Heidi Cullinan's Cull List

They don't call her Heidi Cullinan for nothing. This is her cull list for self-editing before she sends it to the editor. Take heed from the Queen of Queer, folks. Her success is not just talent, it's hard work and days and days of Culling!

From her Facebook page 11/22/14:

Every time I say I'm cutting 8k people flip out and think I'm taking away great scenes. The truth is I've cut as much as 20k without taking a single scene out. I'm a horrible overwriter, which means I can excise huge hunks of my work by tak...ing out excessive stage direction, tightening dialog, making soliloquies more concise. I took out 6k today simply by those methods.

Starting tomorrow, though? I got through this list. At the time of this note, Lonely Hearts is 119,735 words long. I'll go through these words to make sure there are as few of them as possible, and after that's done I'll do one more read, sometimes aloud, to make sure I can make it even snappier. I'll report back and let you know how much fat this list results in me trimming.

Tchotchke is a
Damon Suede note. I actually need to add "literally" and "shade" because Elijah overuses them. When I'm done, my editor will come back and tell me even more, because I always have book specific ones that I don't know about until she peers under the hood. Often it's one character abusing something or overusing some construction.

So whenever I say I'm cutting, don't worry, I'm not taking away story. I'm taking away the stuff getting in the way of you enjoying the story more, like polishing the glass and making your cushions fluffier.
I used to do them all at once but I went insane. Now I do the 'per scene' ones a chapter at a time, then read through the chapter then move on. At a book 118k long, this is taking me several days. Then I'll go through and do the global and the specific. There will still be plenty my editor finds, but then she finds the GOOD stuff. Things I can't possibly see.

The thing to remember about these lists is while it's good to start with a generic one or someone else's list, at some point it has to be edited to be YOURS. I've taken words off and put new ones on, and some always crop up as bugaboos for particular manuscripts. I've noticed as I cull one word from abuse a new one takes its place. It's an evolving document.
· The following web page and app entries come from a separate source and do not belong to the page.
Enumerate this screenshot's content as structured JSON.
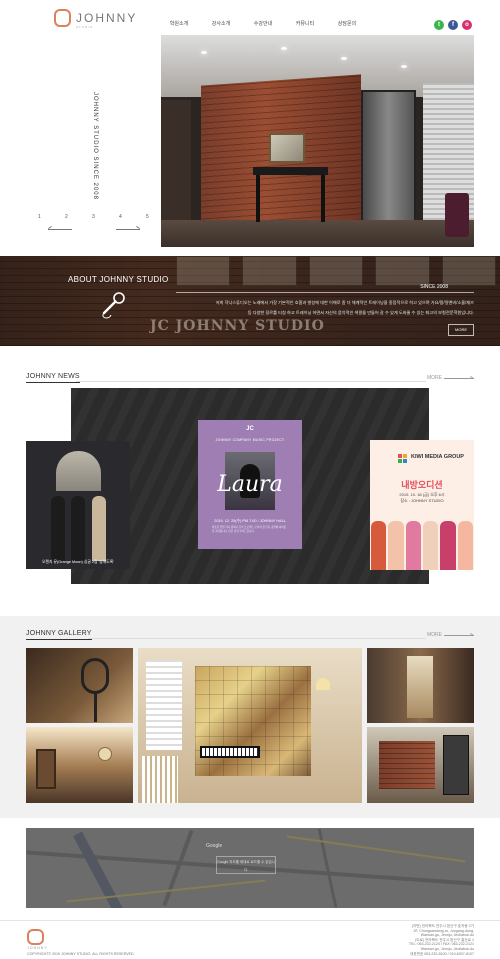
{
  "brand": {
    "name": "JOHNNY",
    "sub": "STUDIO",
    "accent": "#d9825b"
  },
  "nav": {
    "items": [
      "학원소개",
      "강사소개",
      "수강안내",
      "커뮤니티",
      "상담문의"
    ]
  },
  "social": [
    {
      "icon": "kakao-icon",
      "glyph": "t",
      "color": "#3cb54a"
    },
    {
      "icon": "facebook-icon",
      "glyph": "f",
      "color": "#3b5998"
    },
    {
      "icon": "instagram-icon",
      "glyph": "o",
      "color": "#d6316f"
    }
  ],
  "hero": {
    "vertical_text": "JOHNNY STUDIO SINCE 2008",
    "slides": [
      "1",
      "2",
      "3",
      "4",
      "5"
    ]
  },
  "about": {
    "title": "ABOUT JOHNNY STUDIO",
    "since": "SINCE 2008",
    "sign": "JC JOHNNY STUDIO",
    "text": "저희 쟈니스튜디오는 노래에서 가장 기본적인 호흡과 발성에 대한 이해로 좀 더 체계적인 트레이닝을 중점적으로 하고 있으며 가요/팝/알앤비/소울/재즈 등 다양한 장르를 티칭 하고 트레이닝 하면서 자신의 음악적인 색깔을 만들어 갈 수 있게 도와줄 수 있는 최고의 보컬전문학원입니다.",
    "more": "MORE"
  },
  "news": {
    "title": "JOHNNY NEWS",
    "more": "MORE",
    "left_caption": "오렌지 뮤(Orange Moon) 싱글 2집 '방해도록'",
    "mid": {
      "logo": "JC",
      "project": "JOHNNY COMPANY MUSIC PROJECT",
      "title": "Laura",
      "date": "2019. 12. 25(수) PM 7:00 / JOHNNY HALL",
      "desc": "따뜻한 연말 쟈니 컴퍼니 뮤직 프로젝트 로라의 첫 단독 공연에 여러분을 초대합니다. 많은 관심 부탁드립니다."
    },
    "right": {
      "brand": "KIWI MEDIA GROUP",
      "title": "내방오디션",
      "date": "2019. 10. 18 (금) 오후 6시",
      "place": "장소 : JOHNNY STUDIO"
    }
  },
  "gallery": {
    "title": "JOHNNY GALLERY",
    "more": "MORE"
  },
  "map": {
    "label": "Google",
    "notice": "Google 지도를 제대로 로드할 수 없습니다."
  },
  "footer": {
    "logo_text": "JOHNNY",
    "copyright": "COPYRIGHT© 2019 JOHNNY STUDIO. ALL RIGHTS RESERVED.",
    "address_lines": [
      "(지번) 전라북도 전주시 완산구 효자동 2가",
      "2F, Chungsandong-ro, Jungang-dong,",
      "Wansan-gu, Jeonju, Jeollabuk-do",
      "(도로) 전라북도 전주시 완산구 홍산로 1",
      "TEL: 063-232-2120 / FAX: 063-232-2121",
      "Wansan-gu, Jeonju, Jeollabuk-do",
      "대표번호 063-232-8100 / 010-6307-8107"
    ]
  }
}
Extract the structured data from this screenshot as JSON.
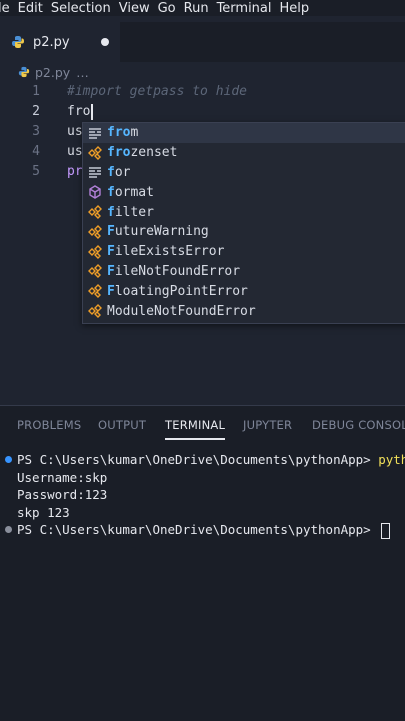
{
  "menu": [
    "le",
    "Edit",
    "Selection",
    "View",
    "Go",
    "Run",
    "Terminal",
    "Help"
  ],
  "tab": {
    "label": "p2.py"
  },
  "breadcrumb": {
    "file": "p2.py",
    "more": "…"
  },
  "editor": {
    "lines": [
      {
        "num": "1",
        "text": "#import getpass to hide"
      },
      {
        "num": "2",
        "text": "fro"
      },
      {
        "num": "3",
        "text": "us"
      },
      {
        "num": "4",
        "text": "us"
      },
      {
        "num": "5",
        "text": "pr"
      }
    ]
  },
  "suggestions": [
    {
      "match": "fro",
      "rest": "m",
      "kind": "keyword-icon"
    },
    {
      "match": "fro",
      "rest": "zenset",
      "kind": "class-icon"
    },
    {
      "match": "f",
      "rest": "or",
      "kind": "keyword-icon"
    },
    {
      "match": "f",
      "rest": "ormat",
      "kind": "function-icon"
    },
    {
      "match": "f",
      "rest": "ilter",
      "kind": "class-icon"
    },
    {
      "match": "F",
      "rest": "utureWarning",
      "kind": "class-icon"
    },
    {
      "match": "F",
      "rest": "ileExistsError",
      "kind": "class-icon"
    },
    {
      "match": "F",
      "rest": "ileNotFoundError",
      "kind": "class-icon"
    },
    {
      "match": "F",
      "rest": "loatingPointError",
      "kind": "class-icon"
    },
    {
      "match": "",
      "rest": "ModuleNotFoundError",
      "kind": "class-icon"
    }
  ],
  "panel": {
    "tabs": [
      "PROBLEMS",
      "OUTPUT",
      "TERMINAL",
      "JUPYTER",
      "DEBUG CONSOLE"
    ],
    "active_tab": "TERMINAL"
  },
  "terminal": {
    "prompt1": "PS C:\\Users\\kumar\\OneDrive\\Documents\\pythonApp> ",
    "cmd1": "python",
    "out1": "Username:skp",
    "out2": "Password:123",
    "out3": "skp 123",
    "prompt2": "PS C:\\Users\\kumar\\OneDrive\\Documents\\pythonApp> "
  },
  "colors": {
    "accent": "#56b6ff",
    "keyword": "#c59aff",
    "dot_blue": "#3794ff",
    "dot_gray": "#8a8f9c"
  }
}
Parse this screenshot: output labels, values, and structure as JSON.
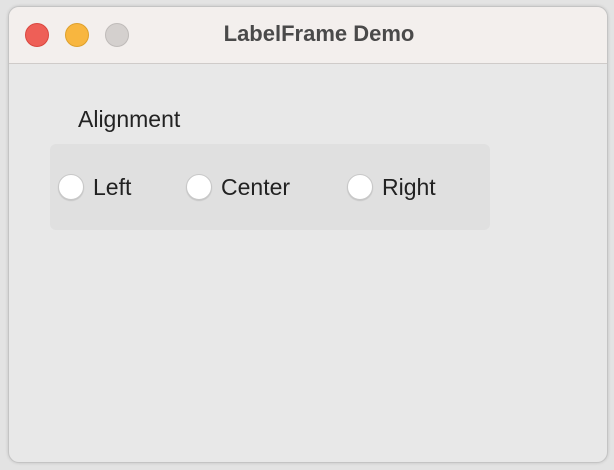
{
  "window": {
    "title": "LabelFrame Demo"
  },
  "labelframe": {
    "label": "Alignment",
    "options": [
      {
        "label": "Left",
        "selected": false
      },
      {
        "label": "Center",
        "selected": false
      },
      {
        "label": "Right",
        "selected": false
      }
    ]
  },
  "colors": {
    "close": "#ee5f57",
    "minimize": "#f8b63f",
    "maximize": "#d4d0ce"
  }
}
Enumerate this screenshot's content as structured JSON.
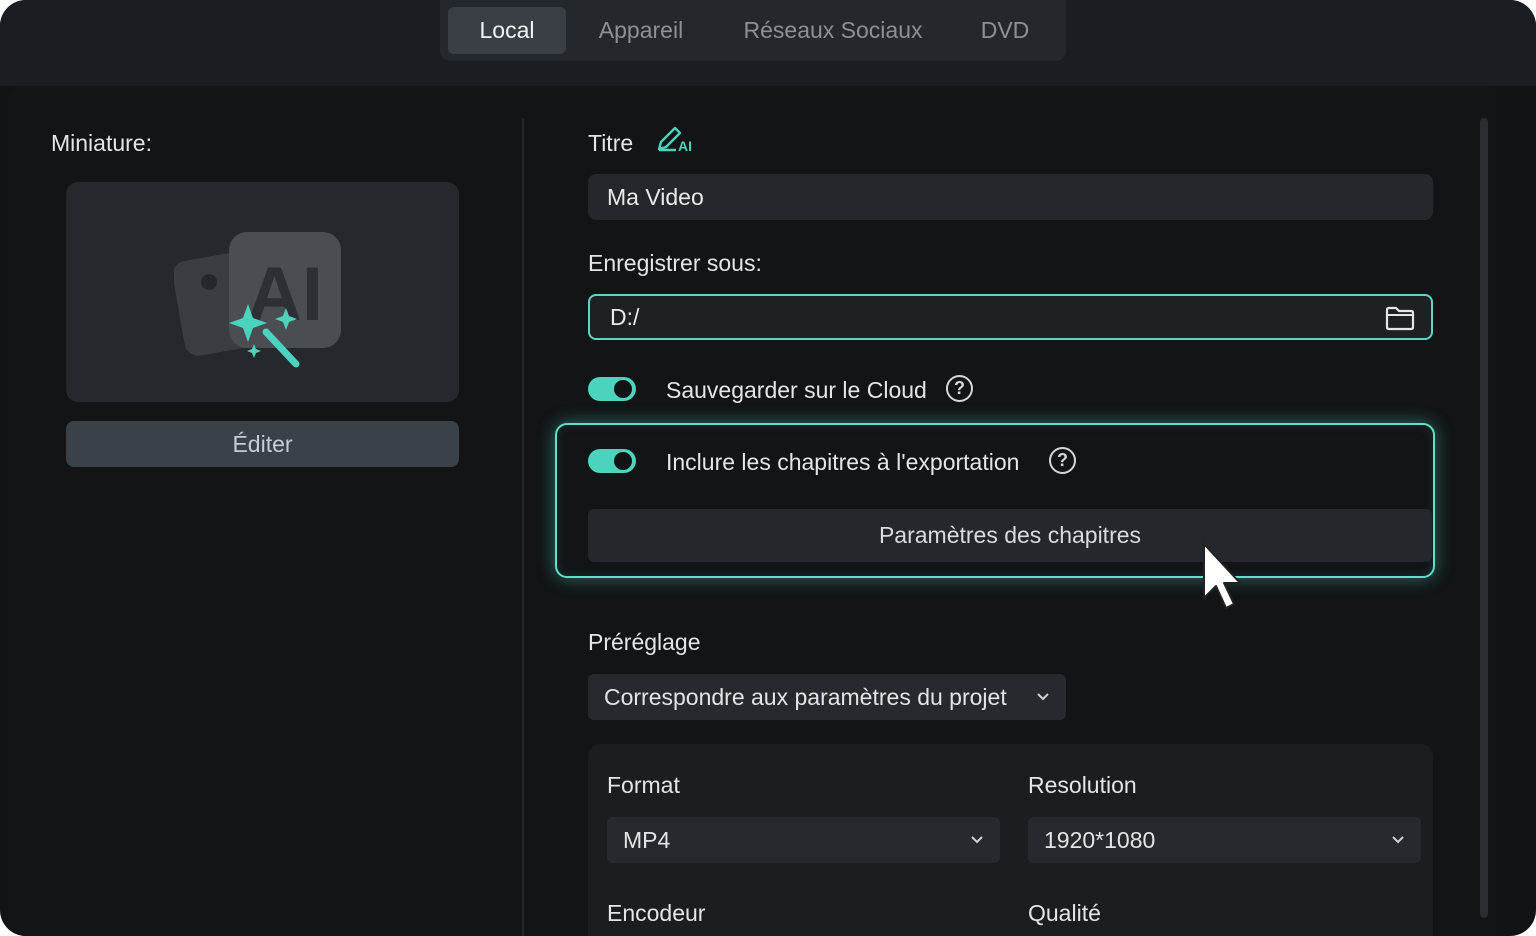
{
  "tabs": {
    "local": "Local",
    "appareil": "Appareil",
    "reseaux": "Réseaux Sociaux",
    "dvd": "DVD"
  },
  "left": {
    "thumbnail_label": "Miniature:",
    "edit_button": "Éditer",
    "thumbnail_art_text": "AI"
  },
  "form": {
    "title_label": "Titre",
    "title_ai_icon_text": "AI",
    "title_value": "Ma Video",
    "save_as_label": "Enregistrer sous:",
    "save_path": "D:/",
    "cloud_toggle_label": "Sauvegarder sur le Cloud",
    "chapters_toggle_label": "Inclure les chapitres à l'exportation",
    "chapters_settings_button": "Paramètres des chapitres",
    "help_glyph": "?",
    "preset_label": "Préréglage",
    "preset_value": "Correspondre aux paramètres du projet",
    "format_label": "Format",
    "format_value": "MP4",
    "resolution_label": "Resolution",
    "resolution_value": "1920*1080",
    "encoder_label": "Encodeur",
    "quality_label": "Qualité"
  },
  "state": {
    "cloud_toggle_on": true,
    "chapters_toggle_on": true
  },
  "colors": {
    "accent": "#4cd3be",
    "background": "#111315",
    "panel": "#24272b"
  },
  "icons": {
    "ai_title": "ai-pen-icon",
    "folder": "folder-icon",
    "help": "help-icon",
    "chevron": "chevron-down-icon",
    "cursor": "mouse-pointer-icon",
    "thumbnail": "ai-image-magic-wand-icon"
  }
}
The point here is not so much the specifics of the list, but the importance of a cull list and really spending time on it. It's the extra effort to reduce fluff and extra words that makes a difference.

Your editor can and should give you a list like this. If not, ask for it. But Heidi Cullinan telling you to pay attention to it is the golden message here.

Wednesday, December 3, 2014

In Praise of Editors

This was posted by one of my authors as we were working on a book together.

Source: Torquere Press Romance for the Rest of Us Blog http://nblo.gs/11IE0n

Sunday, November 30, 2014

Thoughts on editing

Being in the middle of working with my editor on Ghost's Dilemma, I've been thinking...

Editors really are unsung heroes. I read a blog post elsewhere, and the blogger was bemoaning the way books obviously lacking in any editorial attention whatsoever are getting five stars and rave reviews because the authors are joining review-for-fee sites, or having friends review, or even making sock puppet accounts and reviewing themselves. The blogger's issue was that the falsely inflated reviews can lure readers into purchasing terribly written books.

But really, I think the issue is the importance of editing, more than the artificial inflation of reviews. For any of us who've dabbled in fan fiction, as writers or readers, we know how a hard core circle of fans can make even a dreadful mess look wonderful, going by ratings and reviews. But the difference is that no one's paying to read the fan fiction. A book for sale is another thing entirely. I feel I owe it to my readers to turn out the best product I can.

I just printed out a page of words to avoid, one that my editor recommends. I make sure I internalize the things I learn in the editing process, and carry them over into my writing. I read my own manuscript to catch the most egregious errors. I spell check, and run the grammar check even if I know I'll ignore some of its findings. Dialogue is not perfect, and most of us don't speak with flawless grammar.

Even with all of the above, if I were to self publish, I would scrape together the money to hire an editor. The things I miss are legion. Awkward sentences, atrocious word choices, and knowing what I meant as opposed to what I've written - these are all things no amount of self-editing will fix. I need that strong person behind me, reading my mess of a manuscript and pointing out the rough patches. I appreciate guidance or suggestions where offered, but if I need to roll my sleeves up and figure out how to fix things, then I'll do it. It's my name on the cover, but in all honesty, we need a spot for our editors to be recognized, because nothing I write would be anywhere near worth reading without my editors.